Since 1776, America has been a haven for those struggling in other regions of the world. People of all cultures, races, and backgrounds have found solace in the wide open land that America offers, and the plentiful job opportunities in the cities. The Statue of Liberty comes to mind as a symbol of welcome into the nation, one that millions of immigrants in the early twentieth century felt elation upon seeing. Today, however, immigration has a different face in the United States. Getting into the country legally is a difficult process that can take up to fifteen years depending on the individual circumstance of the applicant. This huge backlog has led to millions entering the country illegally, most notably by crossing over the Mexican Border. The Pew Hispanic Center has estimated that about 8 million undocumented immigrants have entered the workforce in the US, the majority in Texas and California as seasonal farm workers. Middle-class, small-town, workers living in industrial states such as Ohio, Wisconsin, Indiana, and West Virginia see the lack of border control as one of the reasons as to why they are receding in terms of economic success, and Trump’s wild and often racist comments about illegal immigrants have caught their attention, in a big way.
In the UK, the age of Brexit is exposing a similar phenomenon. While a part of the EU, the UK had open borders to all citizens of the bloc, a fact that concerned the same kinds of people who latched onto Trump in America—lower-income, mostly white Britons living in rural areas. According to the Office of National Statistics, the number of migrant workers from the EU in the British workforce has spiked from 1.4 million in 2013 to 2.1 million today. Those who supported the “Leave” campaign claimed that the open border policy with other EU nations has left many British citizens unemployed and lowered the wages of those with jobs. The “Stay” campaign made it a point that diversity should be embraced, and that a competitive job market is a good thing for the economy.
Lower-income, older people in both the US and the UK feel like they’re being left behind in the rush of globalization and immigration, and that no one in their governments is seeing their plight or acting upon it. The statistics are clear: Trump easily beat Clinton among voters without a college degree and among those who make $50,000 to $90,000 a year. People 65 years and older, and in industrial, socially conservative states like West Virginia, Tennessee, and Kentucky were much more inclined to cast their vote for Trump. These “leftover people”—coal miners, factory workers, and auto repair workers, with little to no post-secondary education—swung the election for Trump. In the Brexit referendum in Britain, similar factors came into play. 61% of those 65 and older voted to leave the EU, 66% of those who have only completed high school voted to leave, and those in the lowest income bracket overwhelmingly voted to leave.

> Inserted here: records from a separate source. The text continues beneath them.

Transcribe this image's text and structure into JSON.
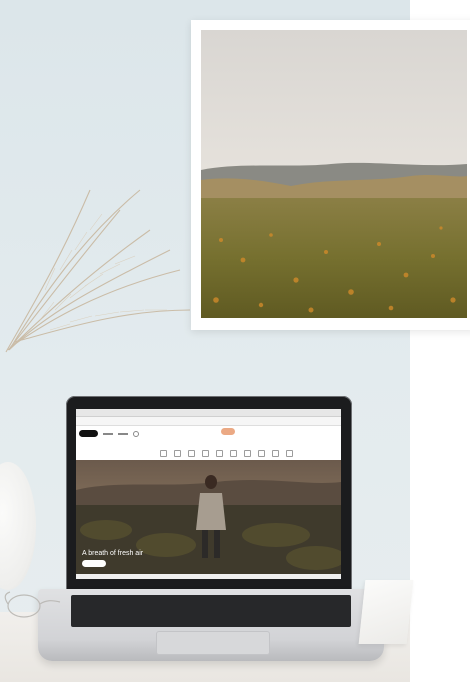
{
  "scene": {
    "subject": "laptop and framed landscape print on a desk",
    "laptop_screen": {
      "hero_title": "A breath of fresh air"
    },
    "colors": {
      "wall": "#e1e9ec",
      "desk": "#eeebe7",
      "laptop_lid": "#1b1c1e",
      "sky": "#dddad6",
      "field": "#6f6a2a",
      "poppies": "#d08a2a"
    },
    "icons": [
      "pampas-grass",
      "vase",
      "glasses",
      "notebook"
    ]
  }
}
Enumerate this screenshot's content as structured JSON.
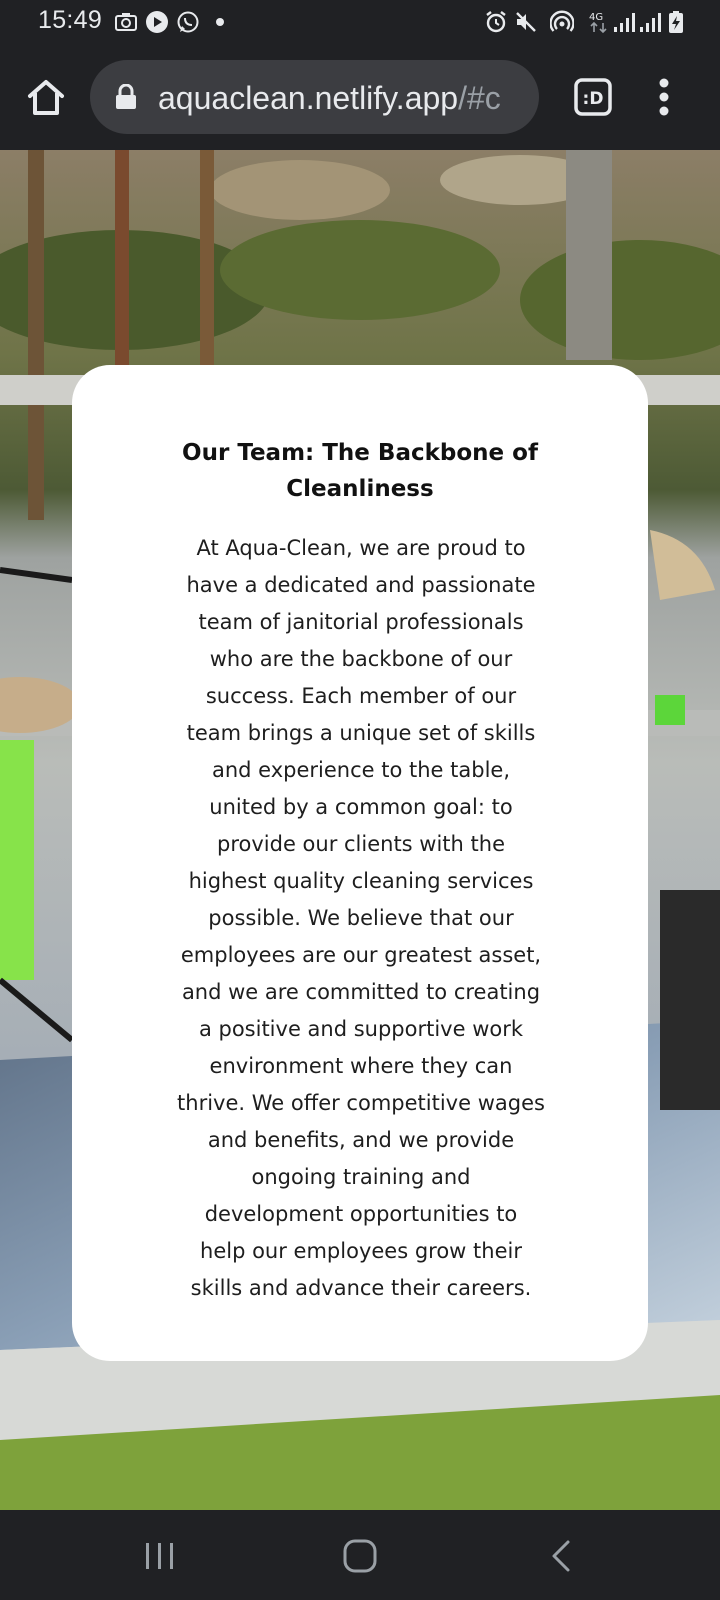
{
  "status_bar": {
    "time": "15:49",
    "icons_left": [
      "camera-icon",
      "play-icon",
      "whatsapp-icon",
      "notification-dot-icon"
    ],
    "icons_right": [
      "alarm-icon",
      "mute-icon",
      "hotspot-icon",
      "4g-icon",
      "signal-icon",
      "signal-icon",
      "battery-charging-icon"
    ],
    "network_label": "4G"
  },
  "browser": {
    "url_domain": "aquaclean.netlify.app",
    "url_path": "/#c",
    "tabs_label": ":D"
  },
  "card": {
    "title_lines": [
      "Our Team: The Backbone of",
      "Cleanliness"
    ],
    "body_lines": [
      "At Aqua-Clean, we are proud to",
      "have a dedicated and passionate",
      "team of janitorial professionals",
      "who are the backbone of our",
      "success. Each member of our",
      "team brings a unique set of skills",
      "and experience to the table,",
      "united by a common goal: to",
      "provide our clients with the",
      "highest quality cleaning services",
      "possible. We believe that our",
      "employees are our greatest asset,",
      "and we are committed to creating",
      "a positive and supportive work",
      "environment where they can",
      "thrive. We offer competitive wages",
      "and benefits, and we provide",
      "ongoing training and",
      "development opportunities to",
      "help our employees grow their",
      "skills and advance their careers."
    ]
  },
  "colors": {
    "chrome_bg": "#202124",
    "url_pill_bg": "#3c3d41",
    "card_bg": "#ffffff",
    "text_primary": "#e8eaed"
  },
  "nav_bar": {
    "buttons": [
      "recent-apps-icon",
      "home-icon",
      "back-icon"
    ]
  }
}
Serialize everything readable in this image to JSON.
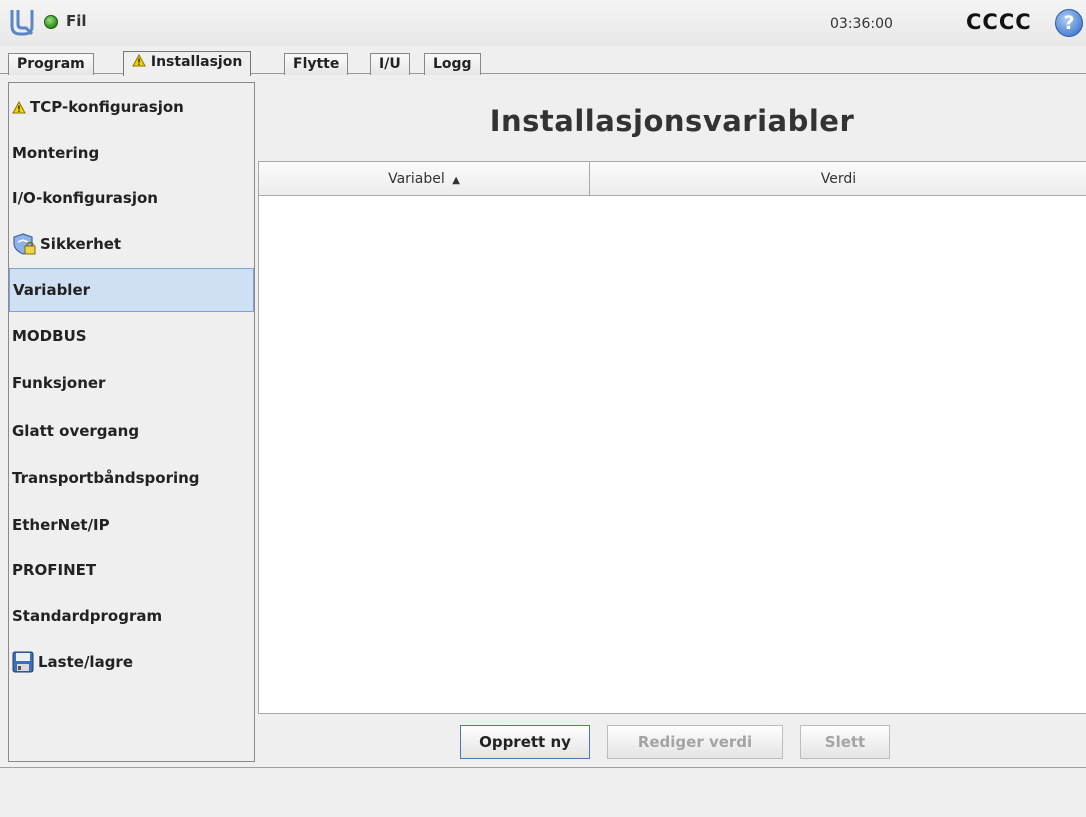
{
  "header": {
    "file_menu": "Fil",
    "time": "03:36:00",
    "robot_name": "CCCC",
    "help_symbol": "?",
    "status_color": "#2d8a1c"
  },
  "tabs": [
    {
      "label": "Program",
      "active": false
    },
    {
      "label": "Installasjon",
      "active": true,
      "warning": true
    },
    {
      "label": "Flytte",
      "active": false
    },
    {
      "label": "I/U",
      "active": false
    },
    {
      "label": "Logg",
      "active": false
    }
  ],
  "sidebar": {
    "items": [
      {
        "label": "TCP-konfigurasjon",
        "icon": "warning-icon"
      },
      {
        "label": "Montering"
      },
      {
        "label": "I/O-konfigurasjon"
      },
      {
        "label": "Sikkerhet",
        "icon": "shield-lock-icon"
      },
      {
        "label": "Variabler",
        "selected": true
      },
      {
        "label": "MODBUS"
      },
      {
        "label": "Funksjoner"
      },
      {
        "label": "Glatt overgang"
      },
      {
        "label": "Transportbåndsporing"
      },
      {
        "label": "EtherNet/IP"
      },
      {
        "label": "PROFINET"
      },
      {
        "label": "Standardprogram"
      },
      {
        "label": "Laste/lagre",
        "icon": "floppy-disk-icon"
      }
    ]
  },
  "main": {
    "title": "Installasjonsvariabler",
    "table": {
      "columns": [
        "Variabel",
        "Verdi"
      ],
      "sort_indicator": "▲",
      "rows": []
    },
    "buttons": {
      "create_new": "Opprett ny",
      "edit_value": "Rediger verdi",
      "delete": "Slett"
    }
  },
  "colors": {
    "selection": "#cfe0f4",
    "accent": "#4a7fd0",
    "warning": "#e6c300"
  }
}
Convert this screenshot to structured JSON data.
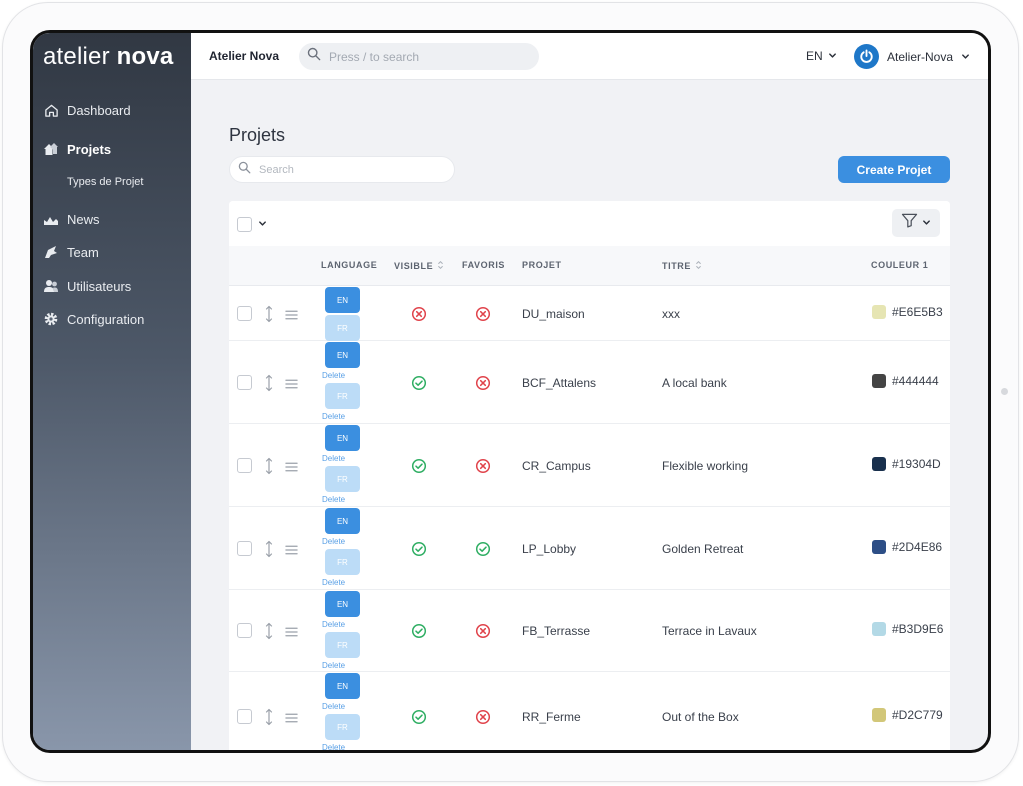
{
  "sidebar": {
    "logo_light": "atelier",
    "logo_bold": "nova",
    "items": [
      {
        "label": "Dashboard",
        "icon": "home-icon"
      },
      {
        "label": "Projets",
        "icon": "projects-icon"
      },
      {
        "label": "Types de Projet",
        "icon": ""
      },
      {
        "label": "News",
        "icon": "news-icon"
      },
      {
        "label": "Team",
        "icon": "team-icon"
      },
      {
        "label": "Utilisateurs",
        "icon": "users-icon"
      },
      {
        "label": "Configuration",
        "icon": "gear-icon"
      }
    ]
  },
  "header": {
    "brand": "Atelier Nova",
    "search_placeholder": "Press / to search",
    "language": "EN",
    "user": "Atelier-Nova"
  },
  "main": {
    "title": "Projets",
    "search_placeholder": "Search",
    "create_label": "Create Projet",
    "columns": {
      "language": "LANGUAGE",
      "visible": "VISIBLE",
      "favoris": "FAVORIS",
      "projet": "PROJET",
      "titre": "TITRE",
      "couleur": "COULEUR 1"
    },
    "lang_en": "EN",
    "lang_fr": "FR",
    "delete_label": "Delete",
    "rows": [
      {
        "projet": "DU_maison",
        "titre": "xxx",
        "visible": false,
        "favoris": false,
        "color": "#E6E5B3",
        "hex": "#E6E5B3"
      },
      {
        "projet": "BCF_Attalens",
        "titre": "A local bank",
        "visible": true,
        "favoris": false,
        "color": "#444444",
        "hex": "#444444"
      },
      {
        "projet": "CR_Campus",
        "titre": "Flexible working",
        "visible": true,
        "favoris": false,
        "color": "#19304D",
        "hex": "#19304D"
      },
      {
        "projet": "LP_Lobby",
        "titre": "Golden Retreat",
        "visible": true,
        "favoris": true,
        "color": "#2D4E86",
        "hex": "#2D4E86"
      },
      {
        "projet": "FB_Terrasse",
        "titre": "Terrace in Lavaux",
        "visible": true,
        "favoris": false,
        "color": "#B3D9E6",
        "hex": "#B3D9E6"
      },
      {
        "projet": "RR_Ferme",
        "titre": "Out of the Box",
        "visible": true,
        "favoris": false,
        "color": "#D2C779",
        "hex": "#D2C779"
      }
    ]
  },
  "colors": {
    "accent": "#3b8fe0",
    "ok": "#2fae63",
    "error": "#e0434b"
  }
}
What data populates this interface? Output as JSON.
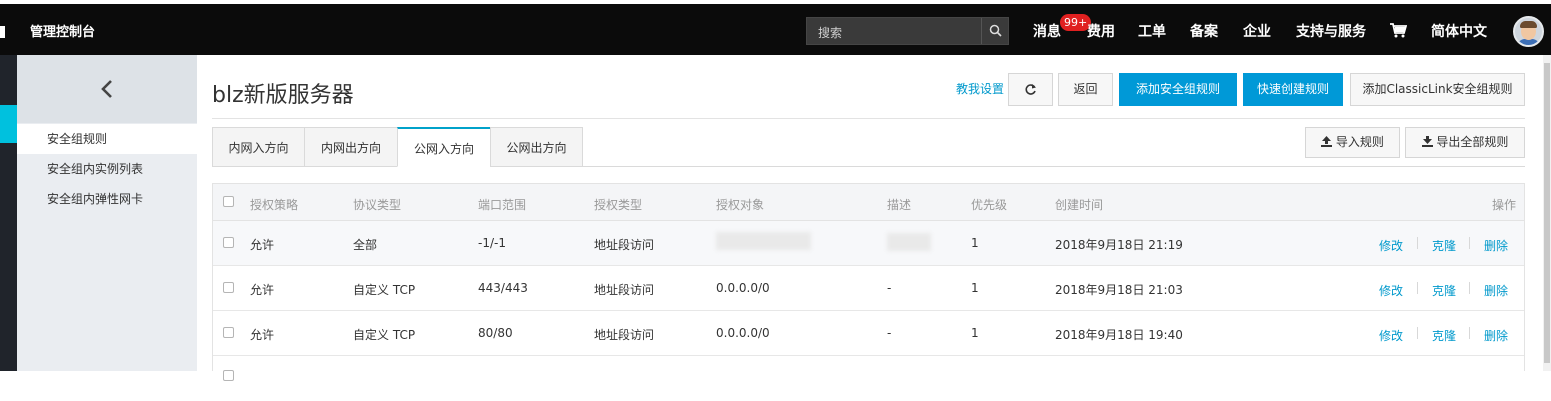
{
  "topbar": {
    "console_title": "管理控制台",
    "search_placeholder": "搜索",
    "nav": [
      "消息",
      "费用",
      "工单",
      "备案",
      "企业",
      "支持与服务",
      "简体中文"
    ],
    "message_badge": "99+"
  },
  "side": {
    "items": [
      "安全组规则",
      "安全组内实例列表",
      "安全组内弹性网卡"
    ],
    "active_index": 0
  },
  "page": {
    "title": "blz新版服务器",
    "help_link": "教我设置",
    "back_button": "返回",
    "add_rule_button": "添加安全组规则",
    "quick_create_button": "快速创建规则",
    "classiclink_button": "添加ClassicLink安全组规则"
  },
  "tabs": [
    "内网入方向",
    "内网出方向",
    "公网入方向",
    "公网出方向"
  ],
  "active_tab": 2,
  "toolbar": {
    "import": "导入规则",
    "export": "导出全部规则"
  },
  "table": {
    "headers": [
      "授权策略",
      "协议类型",
      "端口范围",
      "授权类型",
      "授权对象",
      "描述",
      "优先级",
      "创建时间",
      "操作"
    ],
    "rows": [
      {
        "policy": "允许",
        "protocol": "全部",
        "port": "-1/-1",
        "auth_type": "地址段访问",
        "object": "",
        "desc": "",
        "priority": "1",
        "created": "2018年9月18日 21:19"
      },
      {
        "policy": "允许",
        "protocol": "自定义 TCP",
        "port": "443/443",
        "auth_type": "地址段访问",
        "object": "0.0.0.0/0",
        "desc": "-",
        "priority": "1",
        "created": "2018年9月18日 21:03"
      },
      {
        "policy": "允许",
        "protocol": "自定义 TCP",
        "port": "80/80",
        "auth_type": "地址段访问",
        "object": "0.0.0.0/0",
        "desc": "-",
        "priority": "1",
        "created": "2018年9月18日 19:40"
      }
    ],
    "actions": [
      "修改",
      "克隆",
      "删除"
    ]
  },
  "colors": {
    "accent": "#0099d7",
    "topbar": "#0b0b0b",
    "link": "#0099cc",
    "badge": "#e02020"
  },
  "icons": [
    "search-icon",
    "chevron-left-icon",
    "refresh-icon",
    "cart-icon",
    "upload-icon",
    "download-icon"
  ]
}
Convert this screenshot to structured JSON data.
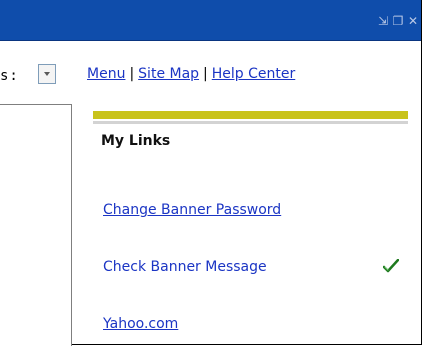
{
  "window": {
    "controls": {
      "minimize_icon": "minimize-icon",
      "restore_icon": "restore-icon",
      "close_icon": "close-icon",
      "minimize_glyph": "⇲",
      "restore_glyph": "❐",
      "close_glyph": "✕"
    },
    "titlebar_color": "#0f4dab"
  },
  "toolbar": {
    "cut_label": "s:"
  },
  "topnav": {
    "links": [
      "Menu",
      "Site Map",
      "Help Center"
    ],
    "separator": "|"
  },
  "my_links": {
    "title": "My Links",
    "items": [
      {
        "label": "Change Banner Password"
      },
      {
        "label": "Check Banner Message"
      },
      {
        "label": "Yahoo.com"
      }
    ]
  },
  "colors": {
    "link": "#1b35c4",
    "accent_bar": "#c9c31b",
    "check": "#1f7a1f"
  }
}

Many parallels can be drawn between the Leave campaign and the Trump campaign, with his promises to “build a wall” between the US and Mexico and deport millions of illegal immigrants, all to “make America great again.” The Clinton campaign took on another point of view, one of tolerance of immigrants, similar to that of the Stay campaign. This failed to resonate with people in rural, poor towns that rely on industries such as coal mining. Unfortunately, it seems as if the climates in both the US and the UK are shifting away from globalization, and to a less fluid national identity than the liberal bubble of mainstream media could’ve anticipated.